If you are vacuuming, make sure the tile surface is not scratched by your vacuum.

Have on-site your own floor cleaners and bathroom cleaners and don’t let the cleaning companies bring their cleaners home. A large percentage of our work is based on acid-based products that etch the stone using cleaning services.

Remove these: bathroom cleaners such as tilex, white vinegar, so-called “miracle cleaners,” advertised on late night television, fruit and vegetable beverages, soft drinks, certain perfumes and cosmetics, toothpaste, mouthwash. Such low ph solutions will etch the stone and need polishing with abrasive diamonds.

Have a plan in place and avoid soliciting opinions from others who may know less about your stone floor than you do. Even the installers and sales staff often lack fundamental understanding of the basics of stone care.

Don’ts:* Mop only with water. This will encourage them to dash. Find a product that doesn’t need to be rinsed, but may be left on to dry.

Use a stronger dilution ratio than stated on any direction of stone cleaners. Maximum one to two ounces is best. If you use more this will affect the creation of a video.

Apply sealers constantly to your stone. Many top cleaners with stone counters have a sealer in them, and a residue will develop.

“Water marks” and “rings” The low ph (acid) liquids affect all calcite-based stones (marble, travertine, onyx, calcite). The subsequent acid touch creates an etch. Glass artist etch glass using acids. Etchings can be dissolved in cement, but only through the use of abrasive powders, polishes or diamond pads connected to an angle grinder or floor cleaner.

Some stones are softer than others, and scratched easily. If a scratch is really deep it may require going to a low grit level (say 50 grit for example) and then progressing up through several honing cuts (100,200,400 grit) which can be a time-consuming and expensive process. Also avoid rolling over stone flooring heavy furniture such as pianos, because these items may cause deep marks called stun crystals. They are permanent and are not removable with honing.

Grout management is necessary for any instillation of natural stones. The main problem with grouting natural stone is that using (wall grade) non-sanded grout is required for instillation. When using sanded grout the installer would scratch the tile during the process of instillation. When non-sanded grout is most commonly used. When non-sanded grout is exposed to real life setting, it becomes soiled and will begin to chip away and holes develop at some point. These holes need repairing through regrouting.

Finally, take some time to assess the type of finish that your installer or stone professional will be applying. A large percentage of the restoration work we do falls from misused sealers.

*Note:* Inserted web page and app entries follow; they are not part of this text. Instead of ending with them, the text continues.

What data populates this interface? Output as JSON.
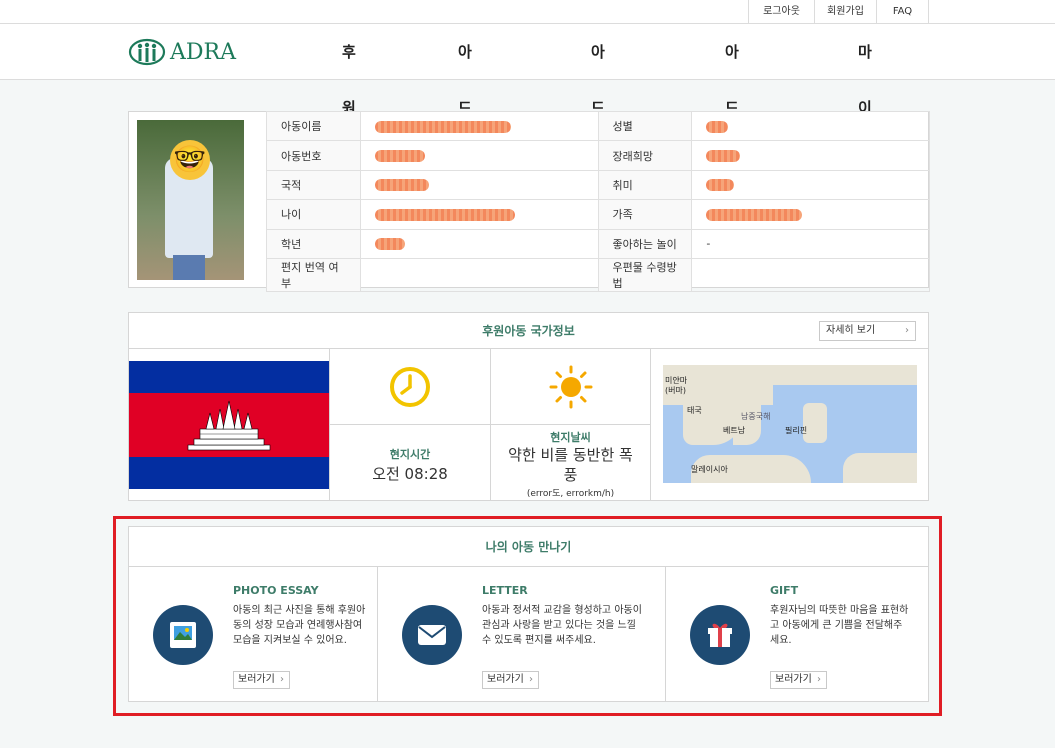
{
  "util": {
    "logout": "로그아웃",
    "signup": "회원가입",
    "faq": "FAQ"
  },
  "brand": {
    "name": "ADRA",
    "color": "#1d7a5a"
  },
  "nav": {
    "items": [
      "후원하기",
      "아드라 소개",
      "아드라 활동",
      "아드라 소식",
      "마이아드라"
    ]
  },
  "profile": {
    "labels_left": [
      "아동이름",
      "아동번호",
      "국적",
      "나이",
      "학년",
      "편지 번역 여부"
    ],
    "labels_right": [
      "성별",
      "장래희망",
      "취미",
      "가족",
      "좋아하는 놀이",
      "우편물 수령방법"
    ],
    "favorite_play_value": "-"
  },
  "country": {
    "title": "후원아동 국가정보",
    "detail_button": "자세히 보기",
    "time_label": "현지시간",
    "time_value": "오전 08:28",
    "weather_label": "현지날씨",
    "weather_value": "약한 비를 동반한 폭풍",
    "weather_detail": "(error도, errorkm/h)",
    "map_labels": [
      "미얀마 (버마)",
      "태국",
      "남중국해",
      "베트남",
      "필리핀",
      "말레이시아"
    ]
  },
  "meet": {
    "title": "나의 아동 만나기",
    "columns": [
      {
        "head": "PHOTO ESSAY",
        "desc": "아동의 최근 사진을 통해 후원아동의 성장 모습과 연례행사참여 모습을 지켜보실 수 있어요.",
        "button": "보러가기"
      },
      {
        "head": "LETTER",
        "desc": "아동과 정서적 교감을 형성하고 아동이 관심과 사랑을 받고 있다는 것을 느낄 수 있도록 편지를 써주세요.",
        "button": "보러가기"
      },
      {
        "head": "GIFT",
        "desc": "후원자님의 따뜻한 마음을 표현하고 아동에게 큰 기쁨을 전달해주세요.",
        "button": "보러가기"
      }
    ]
  }
}
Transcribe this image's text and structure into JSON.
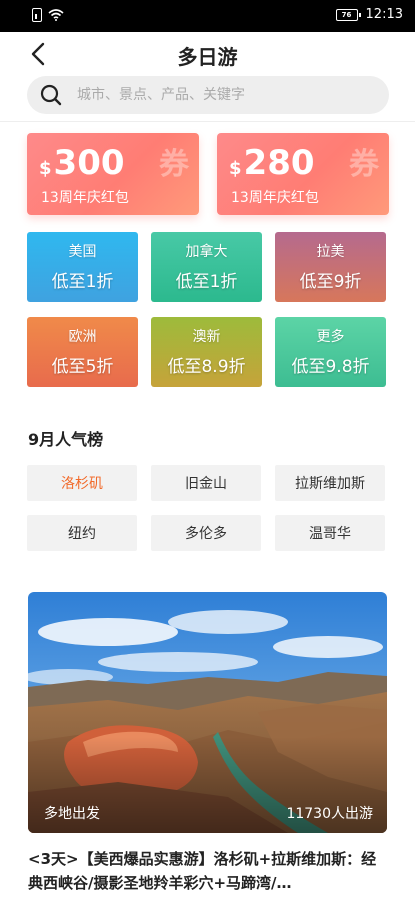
{
  "status_bar": {
    "time": "12:13",
    "battery": "76"
  },
  "header": {
    "title": "多日游",
    "back_icon": "back-arrow-icon"
  },
  "search": {
    "placeholder": "城市、景点、产品、关键字",
    "icon": "search-icon"
  },
  "coupons": [
    {
      "currency": "$",
      "amount": "300",
      "label": "13周年庆红包",
      "badge": "券"
    },
    {
      "currency": "$",
      "amount": "280",
      "label": "13周年庆红包",
      "badge": "券"
    }
  ],
  "destinations": [
    {
      "name": "美国",
      "discount": "低至1折"
    },
    {
      "name": "加拿大",
      "discount": "低至1折"
    },
    {
      "name": "拉美",
      "discount": "低至9折"
    },
    {
      "name": "欧洲",
      "discount": "低至5折"
    },
    {
      "name": "澳新",
      "discount": "低至8.9折"
    },
    {
      "name": "更多",
      "discount": "低至9.8折"
    }
  ],
  "ranking": {
    "title": "9月人气榜",
    "cities": [
      "洛杉矶",
      "旧金山",
      "拉斯维加斯",
      "纽约",
      "多伦多",
      "温哥华"
    ],
    "active_index": 0
  },
  "product": {
    "departure": "多地出发",
    "travelers": "11730人出游",
    "title": "<3天>【美西爆品实惠游】洛杉矶+拉斯维加斯：经典西峡谷/摄影圣地羚羊彩穴+马蹄湾/…"
  },
  "colors": {
    "accent": "#f26a2a",
    "coupon": "#ff7d74"
  }
}
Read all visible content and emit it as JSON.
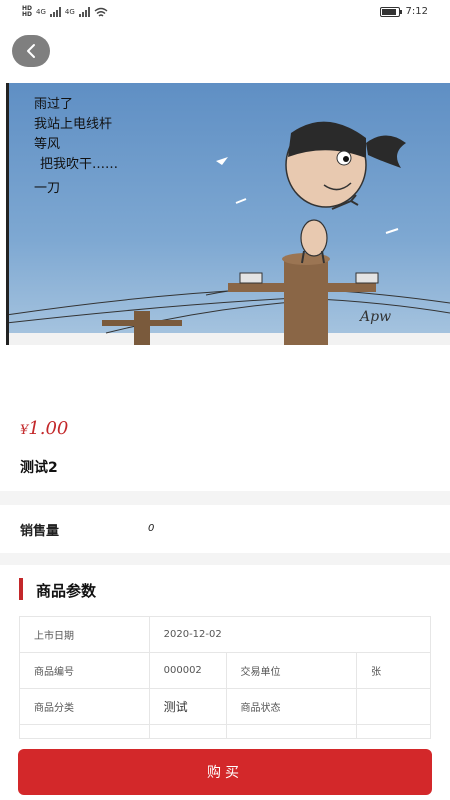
{
  "status_bar": {
    "hd1": "HD",
    "hd2": "HD",
    "net1": "4G",
    "net2": "4G",
    "time": "7:12"
  },
  "product": {
    "image_label": "一刀",
    "cartoon_text": [
      "雨过了",
      "我站上电线杆",
      "等风",
      "把我吹干……"
    ],
    "price_currency": "¥",
    "price_value": "1.00",
    "name": "测试2"
  },
  "sales": {
    "label": "销售量",
    "value": "0"
  },
  "params": {
    "title": "商品参数",
    "rows": [
      {
        "k1": "上市日期",
        "v1": "2020-12-02",
        "k2": "",
        "v2": ""
      },
      {
        "k1": "商品编号",
        "v1": "000002",
        "k2": "交易单位",
        "v2": "张"
      },
      {
        "k1": "商品分类",
        "v1": "测试",
        "k2": "商品状态",
        "v2": ""
      }
    ]
  },
  "actions": {
    "buy_label": "购买"
  },
  "colors": {
    "accent": "#d3282a",
    "price": "#c3282a"
  }
}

We also caution against the use of crystallization systems where the surface is coated using steel wool sheets. Sealers have a role in the treatment of stone surfaces, but it is better to have a small area checked to see what the sealer would feel like before adding to the whole.